Tretinoin irritation is not so much a myth, as a sign of using it the wrong way.

The dermatologic truth is that tretinoin is almost never too harsh for a patient’s skin. But it is critical to use it in what dermatologists call an “uptaper”.

This means starting with very small amounts and increasing gradually, so your skin has a chance to get acclimated. If full strength tretinoin is applied directly to skin that is not used to it – even at concentrations as low as 0.025% – moderate irritation can occur that startles an unsuspecting patient.

The correct way to use tretinoin is to start with just tiny bits at a time. Massage that amount all over the face. In fact, the first night, you should only use a small smidge in a full pea size of moisturizer. Any bland moisturizer can work here, from CeraVe to Neutrogena to Curel.

Every night after, you should use a little more tretinoin. Over time, your skin will become less irritated as it changes and gets used to the medication. These are the same biochemical changes that slow aging and acne.

When you start feeling the tiniest bit of irritation around the eyes or mouth, that is almost exactly the right amount of medication to use! Don’t stop. Just use a bit less for a week, then slowly go up again.

You’ll generally find your skin tolerates the higher dose now, until you hit another ceiling.

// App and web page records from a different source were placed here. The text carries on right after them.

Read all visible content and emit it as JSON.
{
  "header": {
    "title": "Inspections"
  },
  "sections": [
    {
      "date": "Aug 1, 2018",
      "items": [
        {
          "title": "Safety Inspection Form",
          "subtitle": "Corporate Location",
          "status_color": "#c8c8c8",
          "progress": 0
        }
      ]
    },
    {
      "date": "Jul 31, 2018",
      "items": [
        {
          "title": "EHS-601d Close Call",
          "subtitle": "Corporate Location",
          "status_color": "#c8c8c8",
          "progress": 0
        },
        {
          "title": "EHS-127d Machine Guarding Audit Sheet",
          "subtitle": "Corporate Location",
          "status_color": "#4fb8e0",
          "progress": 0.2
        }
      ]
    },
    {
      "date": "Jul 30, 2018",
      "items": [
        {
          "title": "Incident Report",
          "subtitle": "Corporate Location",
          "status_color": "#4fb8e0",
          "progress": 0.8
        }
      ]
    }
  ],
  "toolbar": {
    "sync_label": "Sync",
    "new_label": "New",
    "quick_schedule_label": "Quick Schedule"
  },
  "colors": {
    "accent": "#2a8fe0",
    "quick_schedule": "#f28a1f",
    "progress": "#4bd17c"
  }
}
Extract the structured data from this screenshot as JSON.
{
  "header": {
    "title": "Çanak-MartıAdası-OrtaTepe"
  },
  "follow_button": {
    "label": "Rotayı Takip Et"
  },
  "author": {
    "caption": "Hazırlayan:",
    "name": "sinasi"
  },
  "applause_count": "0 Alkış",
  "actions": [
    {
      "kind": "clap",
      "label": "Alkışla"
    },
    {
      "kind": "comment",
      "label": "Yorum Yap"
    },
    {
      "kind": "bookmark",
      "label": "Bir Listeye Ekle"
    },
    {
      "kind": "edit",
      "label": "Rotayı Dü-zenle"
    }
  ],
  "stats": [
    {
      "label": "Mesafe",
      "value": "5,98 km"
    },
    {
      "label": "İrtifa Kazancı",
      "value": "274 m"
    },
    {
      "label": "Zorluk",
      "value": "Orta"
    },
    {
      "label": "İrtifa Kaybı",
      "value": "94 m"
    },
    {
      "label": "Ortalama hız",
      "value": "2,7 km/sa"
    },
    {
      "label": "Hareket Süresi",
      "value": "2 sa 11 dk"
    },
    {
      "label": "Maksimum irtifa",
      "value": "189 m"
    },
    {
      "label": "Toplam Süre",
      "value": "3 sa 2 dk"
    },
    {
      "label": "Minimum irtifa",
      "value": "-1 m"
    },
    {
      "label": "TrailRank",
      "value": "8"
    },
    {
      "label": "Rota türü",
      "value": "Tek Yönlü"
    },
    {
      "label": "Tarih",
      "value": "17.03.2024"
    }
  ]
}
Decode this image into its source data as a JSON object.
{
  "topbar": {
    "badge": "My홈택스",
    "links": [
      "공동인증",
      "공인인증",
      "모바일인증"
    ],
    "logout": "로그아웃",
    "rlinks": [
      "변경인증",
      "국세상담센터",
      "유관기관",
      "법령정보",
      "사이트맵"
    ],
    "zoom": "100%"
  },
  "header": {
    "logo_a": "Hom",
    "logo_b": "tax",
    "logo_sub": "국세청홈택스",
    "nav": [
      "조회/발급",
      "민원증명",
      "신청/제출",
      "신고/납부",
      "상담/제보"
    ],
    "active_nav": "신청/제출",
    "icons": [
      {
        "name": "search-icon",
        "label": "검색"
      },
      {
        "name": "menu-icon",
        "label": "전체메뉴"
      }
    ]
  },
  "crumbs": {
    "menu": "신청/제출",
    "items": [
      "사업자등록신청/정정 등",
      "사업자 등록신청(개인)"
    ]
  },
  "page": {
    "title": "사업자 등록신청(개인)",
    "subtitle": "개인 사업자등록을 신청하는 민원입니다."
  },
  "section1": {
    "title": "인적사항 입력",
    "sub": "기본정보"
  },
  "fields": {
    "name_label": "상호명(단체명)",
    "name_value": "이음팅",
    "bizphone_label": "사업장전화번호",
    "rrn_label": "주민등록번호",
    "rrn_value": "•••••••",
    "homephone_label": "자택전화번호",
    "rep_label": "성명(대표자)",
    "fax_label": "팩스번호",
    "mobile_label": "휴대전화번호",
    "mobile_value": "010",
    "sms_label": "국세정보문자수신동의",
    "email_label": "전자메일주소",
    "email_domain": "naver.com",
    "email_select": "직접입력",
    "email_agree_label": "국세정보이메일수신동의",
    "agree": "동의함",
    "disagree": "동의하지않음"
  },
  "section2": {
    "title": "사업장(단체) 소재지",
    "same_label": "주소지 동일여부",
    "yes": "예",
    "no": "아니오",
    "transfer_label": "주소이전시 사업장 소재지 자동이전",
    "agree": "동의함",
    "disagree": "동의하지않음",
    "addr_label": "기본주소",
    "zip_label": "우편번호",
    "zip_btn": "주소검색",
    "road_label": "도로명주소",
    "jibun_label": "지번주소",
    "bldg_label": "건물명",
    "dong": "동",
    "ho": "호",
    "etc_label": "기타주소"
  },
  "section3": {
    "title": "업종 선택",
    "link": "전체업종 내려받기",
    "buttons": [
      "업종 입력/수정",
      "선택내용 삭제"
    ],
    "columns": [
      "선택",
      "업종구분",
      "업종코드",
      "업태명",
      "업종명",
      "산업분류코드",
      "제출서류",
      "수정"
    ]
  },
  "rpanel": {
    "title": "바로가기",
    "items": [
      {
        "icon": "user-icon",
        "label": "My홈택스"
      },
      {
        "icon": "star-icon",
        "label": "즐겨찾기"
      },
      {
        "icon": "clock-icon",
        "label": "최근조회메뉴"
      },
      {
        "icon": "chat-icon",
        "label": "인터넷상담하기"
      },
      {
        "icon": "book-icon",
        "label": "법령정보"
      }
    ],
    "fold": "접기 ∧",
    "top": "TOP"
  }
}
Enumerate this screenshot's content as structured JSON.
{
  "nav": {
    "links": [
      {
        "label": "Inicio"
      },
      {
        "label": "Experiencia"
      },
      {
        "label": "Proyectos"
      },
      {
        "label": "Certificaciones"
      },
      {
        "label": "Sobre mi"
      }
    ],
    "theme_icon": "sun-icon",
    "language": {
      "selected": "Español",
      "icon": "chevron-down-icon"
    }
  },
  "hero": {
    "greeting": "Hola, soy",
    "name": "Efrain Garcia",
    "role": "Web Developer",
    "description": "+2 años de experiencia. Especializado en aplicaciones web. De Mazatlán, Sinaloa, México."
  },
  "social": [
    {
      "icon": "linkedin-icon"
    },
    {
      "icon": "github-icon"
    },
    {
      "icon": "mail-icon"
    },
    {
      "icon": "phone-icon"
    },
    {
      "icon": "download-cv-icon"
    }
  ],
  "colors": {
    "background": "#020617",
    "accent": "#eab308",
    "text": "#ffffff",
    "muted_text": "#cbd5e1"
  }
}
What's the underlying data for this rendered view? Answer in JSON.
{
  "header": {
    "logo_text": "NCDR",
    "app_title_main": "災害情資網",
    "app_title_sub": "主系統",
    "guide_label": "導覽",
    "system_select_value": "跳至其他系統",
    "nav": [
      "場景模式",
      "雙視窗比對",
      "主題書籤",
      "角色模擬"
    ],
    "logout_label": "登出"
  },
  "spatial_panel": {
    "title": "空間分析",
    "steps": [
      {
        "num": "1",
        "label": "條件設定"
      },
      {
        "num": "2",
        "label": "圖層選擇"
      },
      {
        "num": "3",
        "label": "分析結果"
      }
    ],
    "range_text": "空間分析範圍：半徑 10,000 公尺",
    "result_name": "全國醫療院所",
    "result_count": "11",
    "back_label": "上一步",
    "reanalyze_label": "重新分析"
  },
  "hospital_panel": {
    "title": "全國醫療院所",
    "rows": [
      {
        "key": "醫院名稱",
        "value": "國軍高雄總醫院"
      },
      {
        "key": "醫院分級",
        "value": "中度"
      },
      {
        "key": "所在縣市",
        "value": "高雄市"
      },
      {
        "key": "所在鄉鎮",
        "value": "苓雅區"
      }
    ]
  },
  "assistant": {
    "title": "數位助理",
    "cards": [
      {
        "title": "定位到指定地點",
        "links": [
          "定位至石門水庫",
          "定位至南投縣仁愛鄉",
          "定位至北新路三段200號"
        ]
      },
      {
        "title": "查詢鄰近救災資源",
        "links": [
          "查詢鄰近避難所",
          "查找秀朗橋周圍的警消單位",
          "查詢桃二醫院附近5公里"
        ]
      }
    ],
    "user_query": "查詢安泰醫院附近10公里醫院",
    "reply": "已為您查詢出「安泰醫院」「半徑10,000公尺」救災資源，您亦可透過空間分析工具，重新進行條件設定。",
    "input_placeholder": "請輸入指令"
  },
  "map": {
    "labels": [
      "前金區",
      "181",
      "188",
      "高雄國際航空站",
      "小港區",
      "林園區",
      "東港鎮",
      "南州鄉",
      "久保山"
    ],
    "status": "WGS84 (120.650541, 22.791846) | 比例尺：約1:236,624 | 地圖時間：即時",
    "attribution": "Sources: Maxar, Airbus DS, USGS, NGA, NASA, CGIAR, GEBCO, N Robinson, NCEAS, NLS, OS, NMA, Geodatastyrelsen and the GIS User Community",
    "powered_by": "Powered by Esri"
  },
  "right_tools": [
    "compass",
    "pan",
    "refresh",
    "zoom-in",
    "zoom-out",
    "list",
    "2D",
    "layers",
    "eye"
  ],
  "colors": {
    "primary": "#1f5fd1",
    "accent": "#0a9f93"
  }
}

This step-by-step method of staying right under the irritation barrier changes your skin, making it less likely to age and form new acne.